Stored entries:
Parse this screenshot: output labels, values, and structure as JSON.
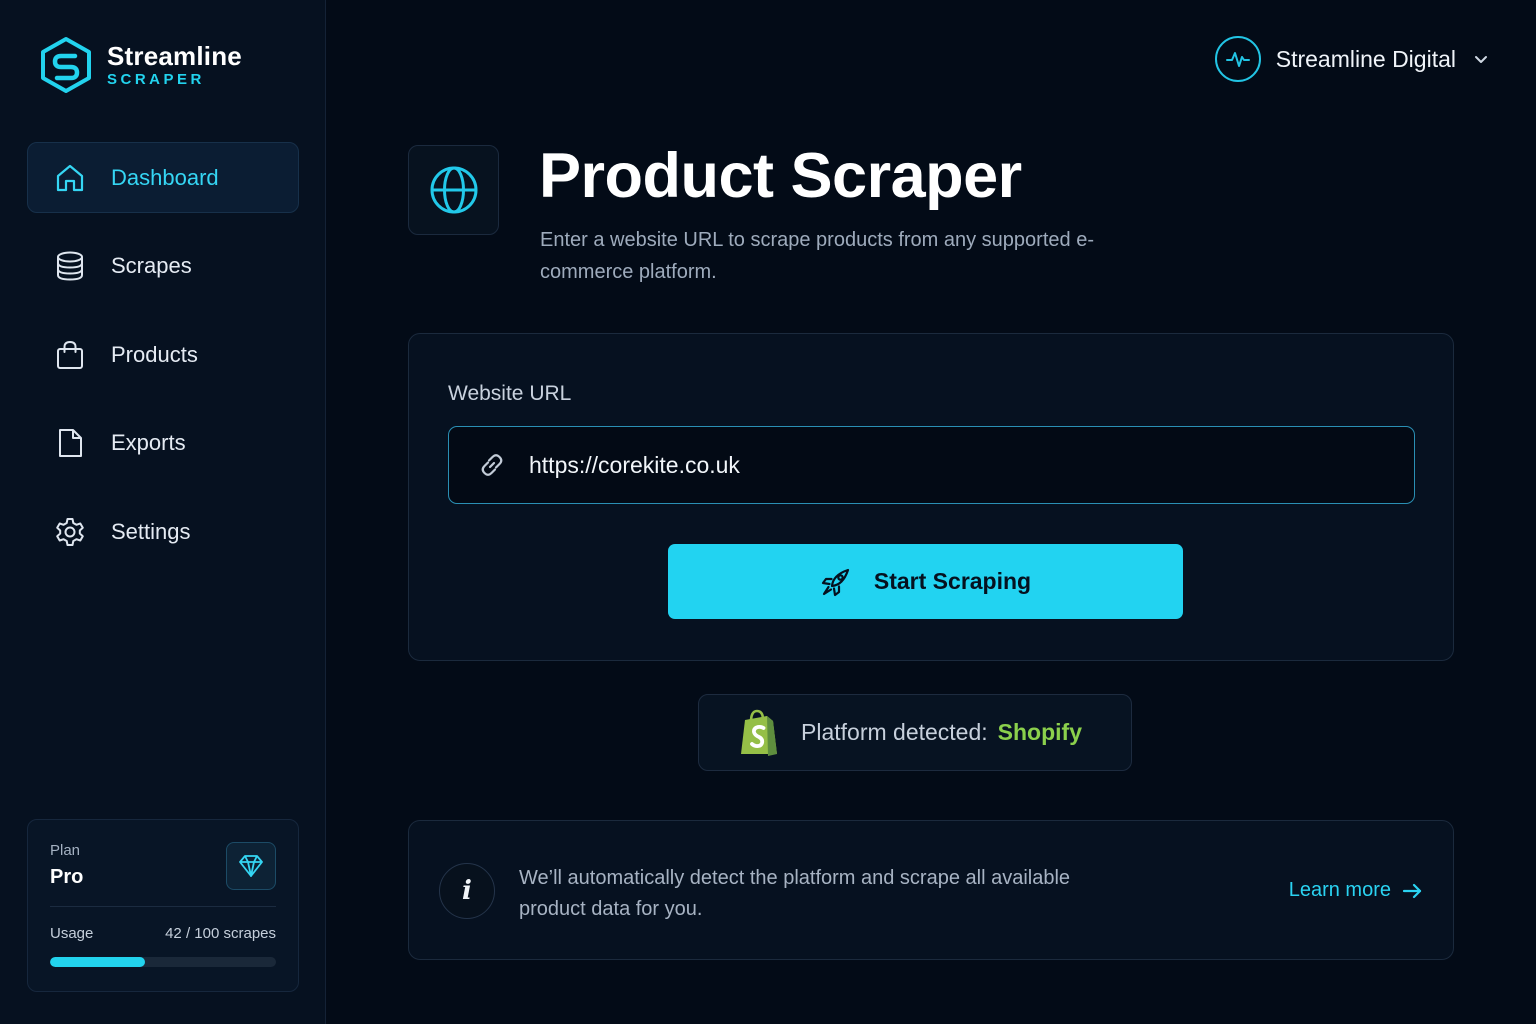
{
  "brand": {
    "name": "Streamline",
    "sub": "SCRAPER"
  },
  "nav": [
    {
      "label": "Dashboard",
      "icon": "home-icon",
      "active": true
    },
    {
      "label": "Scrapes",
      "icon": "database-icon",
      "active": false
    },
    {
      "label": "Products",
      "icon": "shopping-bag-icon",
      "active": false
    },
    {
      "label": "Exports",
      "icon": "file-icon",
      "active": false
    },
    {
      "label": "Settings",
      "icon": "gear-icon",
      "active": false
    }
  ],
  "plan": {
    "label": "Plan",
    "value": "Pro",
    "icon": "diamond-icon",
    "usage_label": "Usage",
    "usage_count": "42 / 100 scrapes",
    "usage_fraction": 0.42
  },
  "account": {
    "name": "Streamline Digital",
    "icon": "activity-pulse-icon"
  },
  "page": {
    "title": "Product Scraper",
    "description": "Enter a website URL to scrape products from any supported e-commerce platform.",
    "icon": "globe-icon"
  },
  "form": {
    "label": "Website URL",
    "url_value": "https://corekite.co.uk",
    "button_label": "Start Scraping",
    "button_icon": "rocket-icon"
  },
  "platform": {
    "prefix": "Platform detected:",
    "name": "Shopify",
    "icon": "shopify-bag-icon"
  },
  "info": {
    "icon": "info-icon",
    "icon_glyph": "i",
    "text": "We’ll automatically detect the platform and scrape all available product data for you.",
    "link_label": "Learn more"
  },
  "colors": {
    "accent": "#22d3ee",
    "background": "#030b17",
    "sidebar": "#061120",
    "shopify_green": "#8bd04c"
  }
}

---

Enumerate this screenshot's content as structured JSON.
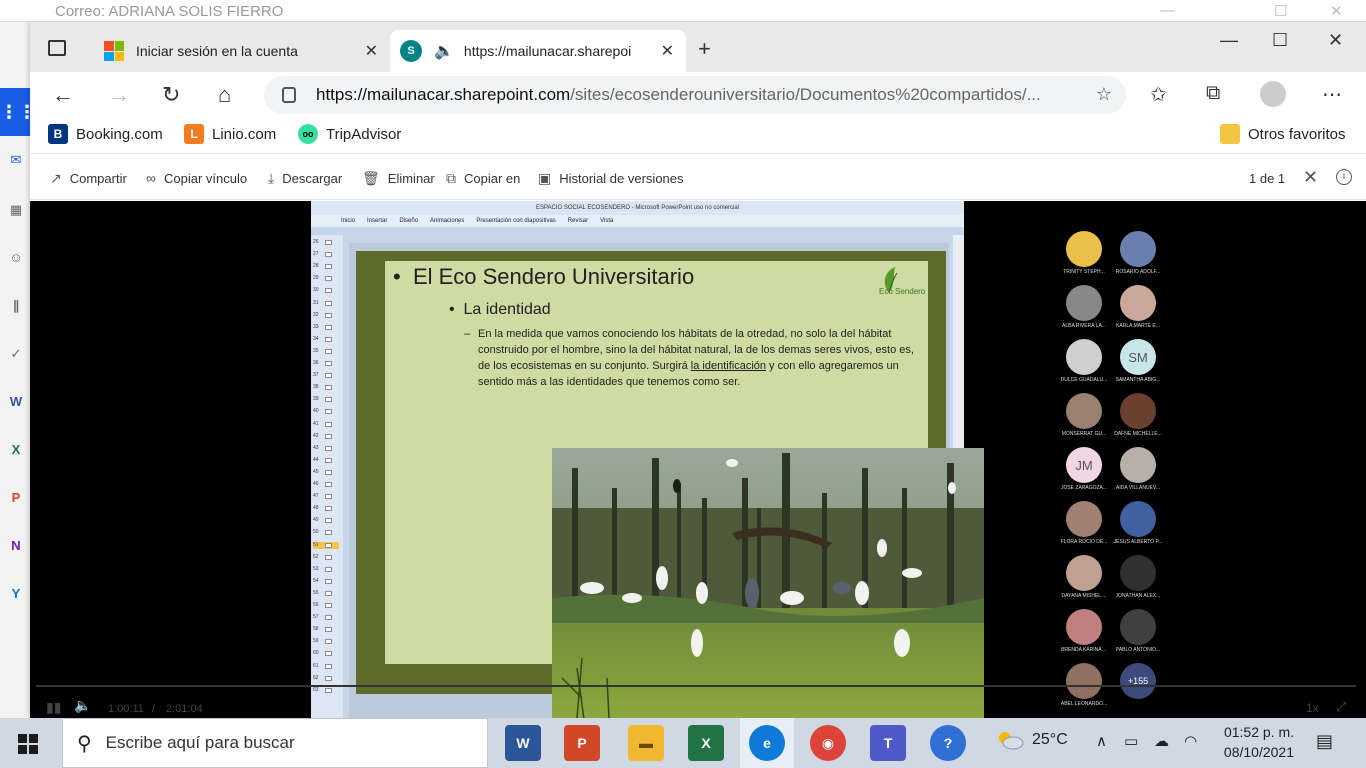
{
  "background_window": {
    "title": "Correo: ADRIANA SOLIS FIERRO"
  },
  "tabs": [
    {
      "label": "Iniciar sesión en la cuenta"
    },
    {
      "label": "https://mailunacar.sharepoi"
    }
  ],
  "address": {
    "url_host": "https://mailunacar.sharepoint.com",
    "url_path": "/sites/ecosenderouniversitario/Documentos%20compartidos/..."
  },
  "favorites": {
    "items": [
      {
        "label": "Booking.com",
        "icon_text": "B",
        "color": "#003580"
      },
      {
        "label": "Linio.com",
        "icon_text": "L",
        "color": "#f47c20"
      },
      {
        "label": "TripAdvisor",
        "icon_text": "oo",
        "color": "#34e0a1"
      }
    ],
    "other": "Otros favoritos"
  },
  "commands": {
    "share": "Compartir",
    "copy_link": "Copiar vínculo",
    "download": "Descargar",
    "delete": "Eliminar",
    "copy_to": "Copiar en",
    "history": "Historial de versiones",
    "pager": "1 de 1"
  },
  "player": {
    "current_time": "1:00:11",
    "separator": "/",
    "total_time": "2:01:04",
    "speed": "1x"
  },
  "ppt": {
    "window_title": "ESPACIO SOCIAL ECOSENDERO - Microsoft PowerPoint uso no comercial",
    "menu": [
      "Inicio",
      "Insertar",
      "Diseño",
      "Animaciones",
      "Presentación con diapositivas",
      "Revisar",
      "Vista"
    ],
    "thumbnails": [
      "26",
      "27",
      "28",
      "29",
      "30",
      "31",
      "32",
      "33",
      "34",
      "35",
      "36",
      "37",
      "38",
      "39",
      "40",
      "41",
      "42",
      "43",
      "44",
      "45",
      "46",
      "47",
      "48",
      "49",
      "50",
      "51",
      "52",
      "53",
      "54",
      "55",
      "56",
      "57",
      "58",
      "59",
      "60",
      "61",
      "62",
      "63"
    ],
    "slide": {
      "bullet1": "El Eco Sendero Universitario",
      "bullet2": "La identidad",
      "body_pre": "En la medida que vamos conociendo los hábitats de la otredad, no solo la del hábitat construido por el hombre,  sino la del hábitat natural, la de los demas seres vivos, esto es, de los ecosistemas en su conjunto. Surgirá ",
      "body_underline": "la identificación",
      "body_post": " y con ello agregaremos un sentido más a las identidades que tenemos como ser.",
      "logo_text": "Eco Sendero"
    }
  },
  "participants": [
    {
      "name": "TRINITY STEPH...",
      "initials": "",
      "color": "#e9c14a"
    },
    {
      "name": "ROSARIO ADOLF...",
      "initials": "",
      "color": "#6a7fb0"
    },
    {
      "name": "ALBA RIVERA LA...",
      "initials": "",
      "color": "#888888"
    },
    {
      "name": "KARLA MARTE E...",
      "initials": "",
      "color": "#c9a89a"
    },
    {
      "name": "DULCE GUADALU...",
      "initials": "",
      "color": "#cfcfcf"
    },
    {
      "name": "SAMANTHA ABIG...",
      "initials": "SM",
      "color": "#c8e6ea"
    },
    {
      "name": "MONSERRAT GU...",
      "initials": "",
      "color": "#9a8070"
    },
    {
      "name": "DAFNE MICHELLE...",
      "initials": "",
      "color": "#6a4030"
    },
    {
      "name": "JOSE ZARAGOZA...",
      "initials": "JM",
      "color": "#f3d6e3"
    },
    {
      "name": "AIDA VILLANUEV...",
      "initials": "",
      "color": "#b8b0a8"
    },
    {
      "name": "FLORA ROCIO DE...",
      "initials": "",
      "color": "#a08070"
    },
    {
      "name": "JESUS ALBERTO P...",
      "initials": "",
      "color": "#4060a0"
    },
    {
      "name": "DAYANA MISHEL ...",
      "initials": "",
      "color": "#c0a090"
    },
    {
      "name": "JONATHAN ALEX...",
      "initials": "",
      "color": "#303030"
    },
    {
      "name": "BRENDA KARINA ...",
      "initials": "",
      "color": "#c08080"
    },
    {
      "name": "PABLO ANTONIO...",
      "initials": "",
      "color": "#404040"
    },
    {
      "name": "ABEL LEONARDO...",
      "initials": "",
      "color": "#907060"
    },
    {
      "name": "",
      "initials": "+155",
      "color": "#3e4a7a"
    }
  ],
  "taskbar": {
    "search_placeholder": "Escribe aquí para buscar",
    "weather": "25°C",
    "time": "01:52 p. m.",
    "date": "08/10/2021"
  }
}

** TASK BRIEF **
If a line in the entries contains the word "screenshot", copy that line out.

** TASK RESPONSE **
Parse this screenshot: output labels, values, and structure as JSON.
Enumerate this screenshot's content as structured JSON.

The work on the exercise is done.